Steven Doloff’s article, “The opposite sex?” offers an extensive look at the difference of genders. Doloff writes this article from the perspective of students from a classroom who are assigned to write an essay about being a member of the opposite sex for a day. This article focuses on the way that people think about being for a day as the opposite sex. Doloff asserts that gender is more than just a word. The male students “after their initial paralysis wore off, did not write as much as the females” (742). I found Doldoff’s article very interesting. Although I consider myself somewhat educated on the reality of gender ‘’favoritism’’, Doldoff revealed a number of new ways of preference. For example, I hadn’t thought about the friction that exists between genders, especially when a guy played the paper of a girl having a very boring life just being at home, go on random dates, or not letting any guys touch them. Similarly, I didn’t think about the advantages of being a girl, especially when it came to have someone paying for your bill at some expensive restaurant, or being careful about what I wear or my whole appearance. Doldoff makes an important point regarding sexism: young people even now are still burdened with sexist stereotypes and sexist self images not nearly as vestigial as we would like to think. In reading “The opposite sex,” I remembered a story by T.K. Kenyon, Sexism and speaking out, about Hispanic women living in a community in Chicago. Kenyons’ work, although fictional, addresses many of the themes found in Doldoff’s article. The lady living in Mango Street living a luxurious life thanks to all of her escorts and expensive gifts she would get from them. Thus, Kenyon’s claims that the experiences of more mature individuals differs substantially from those with less life experiences. From ancient times women have always been criticized or discriminated. They can be very clever and watchful, trick men, and at the same time have a great heart.
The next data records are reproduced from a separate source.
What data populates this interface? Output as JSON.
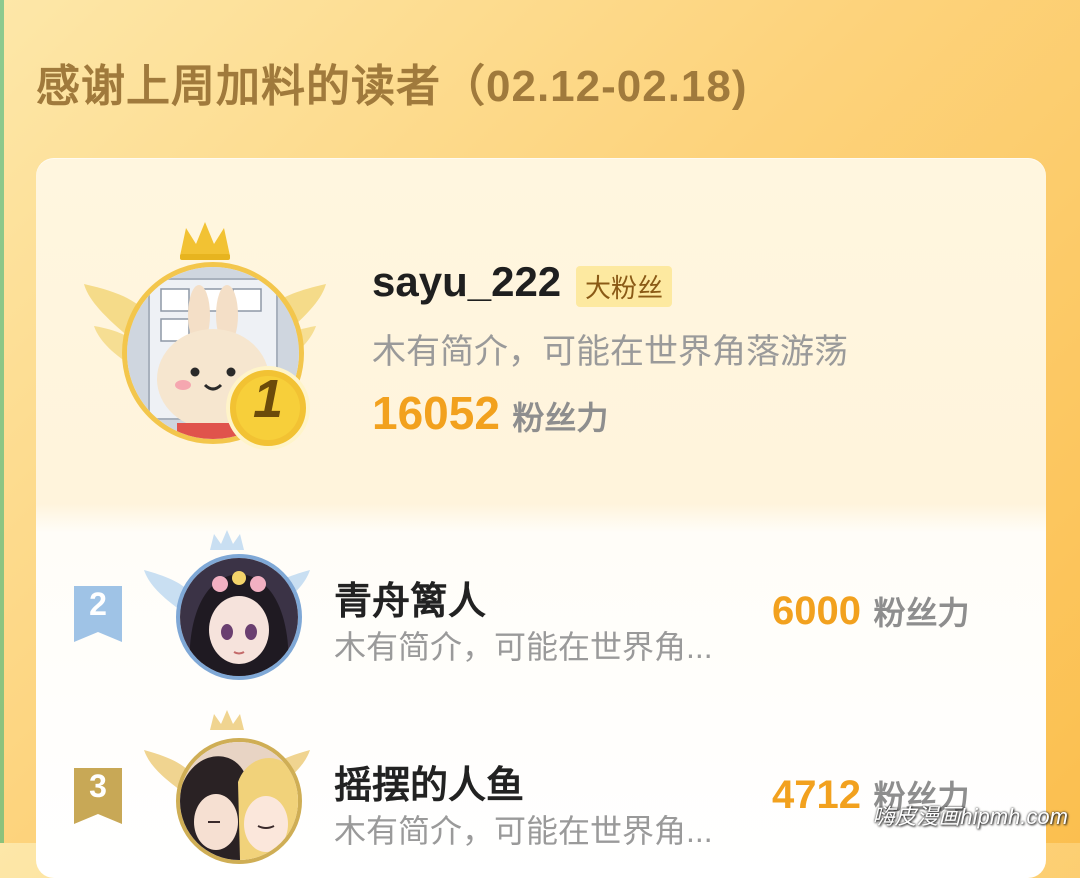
{
  "header": {
    "title": "感谢上周加料的读者（02.12-02.18)"
  },
  "colors": {
    "accent_score": "#f2a11e",
    "gold": "#f2c233",
    "silver": "#9fc3e6",
    "bronze": "#c8a856",
    "title": "#a07a3c"
  },
  "top_reader": {
    "rank": "1",
    "name": "sayu_222",
    "badge": "大粉丝",
    "bio": "木有简介，可能在世界角落游荡",
    "score": "16052",
    "score_unit": "粉丝力",
    "avatar_icon": "bunny-avatar-icon"
  },
  "readers": [
    {
      "rank": "2",
      "name": "青舟篱人",
      "bio": "木有简介，可能在世界角...",
      "score": "6000",
      "score_unit": "粉丝力",
      "avatar_icon": "girl-avatar-icon"
    },
    {
      "rank": "3",
      "name": "摇摆的人鱼",
      "bio": "木有简介，可能在世界角...",
      "score": "4712",
      "score_unit": "粉丝力",
      "avatar_icon": "couple-avatar-icon"
    }
  ],
  "watermark": "嗨皮漫画hipmh.com"
}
On the other hand men could be very careless about the things that surrounds them (might be the cause of why women are mad as a march hares when it comes to dealing with guys). On this story gender characteristics towards the opposite sex are shown, making women a little more interested in the topic due to their inextinguishable hunger for knowledge and undying curiosity. Works Cited
Barnet, Sylvan, William Burto, and William E. Cain. Literature for Composition: Essays, Stories, Poems, and Plays. Boston: Longman, 2011. Print.